**** Entries supplied ****

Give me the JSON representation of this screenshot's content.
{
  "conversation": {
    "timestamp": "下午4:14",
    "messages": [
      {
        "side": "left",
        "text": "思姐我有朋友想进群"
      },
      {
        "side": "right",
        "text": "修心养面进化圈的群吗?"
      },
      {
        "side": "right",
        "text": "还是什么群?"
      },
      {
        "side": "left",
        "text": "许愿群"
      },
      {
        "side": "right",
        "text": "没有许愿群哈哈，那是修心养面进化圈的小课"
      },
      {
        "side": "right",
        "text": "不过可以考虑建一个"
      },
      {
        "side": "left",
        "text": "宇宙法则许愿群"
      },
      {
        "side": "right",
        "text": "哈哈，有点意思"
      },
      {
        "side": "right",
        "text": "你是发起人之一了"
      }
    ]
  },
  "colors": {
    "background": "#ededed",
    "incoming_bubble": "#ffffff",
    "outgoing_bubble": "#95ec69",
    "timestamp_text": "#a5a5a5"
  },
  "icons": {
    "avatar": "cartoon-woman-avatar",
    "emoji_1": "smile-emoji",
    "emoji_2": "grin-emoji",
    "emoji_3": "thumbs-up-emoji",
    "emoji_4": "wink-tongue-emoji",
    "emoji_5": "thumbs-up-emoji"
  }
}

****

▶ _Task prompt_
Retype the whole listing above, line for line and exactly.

▶ _Result below_
Give me the JSON representation of this screenshot's content.
{
  "conversation": {
    "timestamp": "下午4:14",
    "messages": [
      {
        "side": "left",
        "text": "思姐我有朋友想进群"
      },
      {
        "side": "right",
        "text": "修心养面进化圈的群吗?"
      },
      {
        "side": "right",
        "text": "还是什么群?"
      },
      {
        "side": "left",
        "text": "许愿群"
      },
      {
        "side": "right",
        "text": "没有许愿群哈哈，那是修心养面进化圈的小课"
      },
      {
        "side": "right",
        "text": "不过可以考虑建一个"
      },
      {
        "side": "left",
        "text": "宇宙法则许愿群"
      },
      {
        "side": "right",
        "text": "哈哈，有点意思"
      },
      {
        "side": "right",
        "text": "你是发起人之一了"
      }
    ]
  },
  "colors": {
    "background": "#ededed",
    "incoming_bubble": "#ffffff",
    "outgoing_bubble": "#95ec69",
    "timestamp_text": "#a5a5a5"
  },
  "icons": {
    "avatar": "cartoon-woman-avatar",
    "emoji_1": "smile-emoji",
    "emoji_2": "grin-emoji",
    "emoji_3": "thumbs-up-emoji",
    "emoji_4": "wink-tongue-emoji",
    "emoji_5": "thumbs-up-emoji"
  }
}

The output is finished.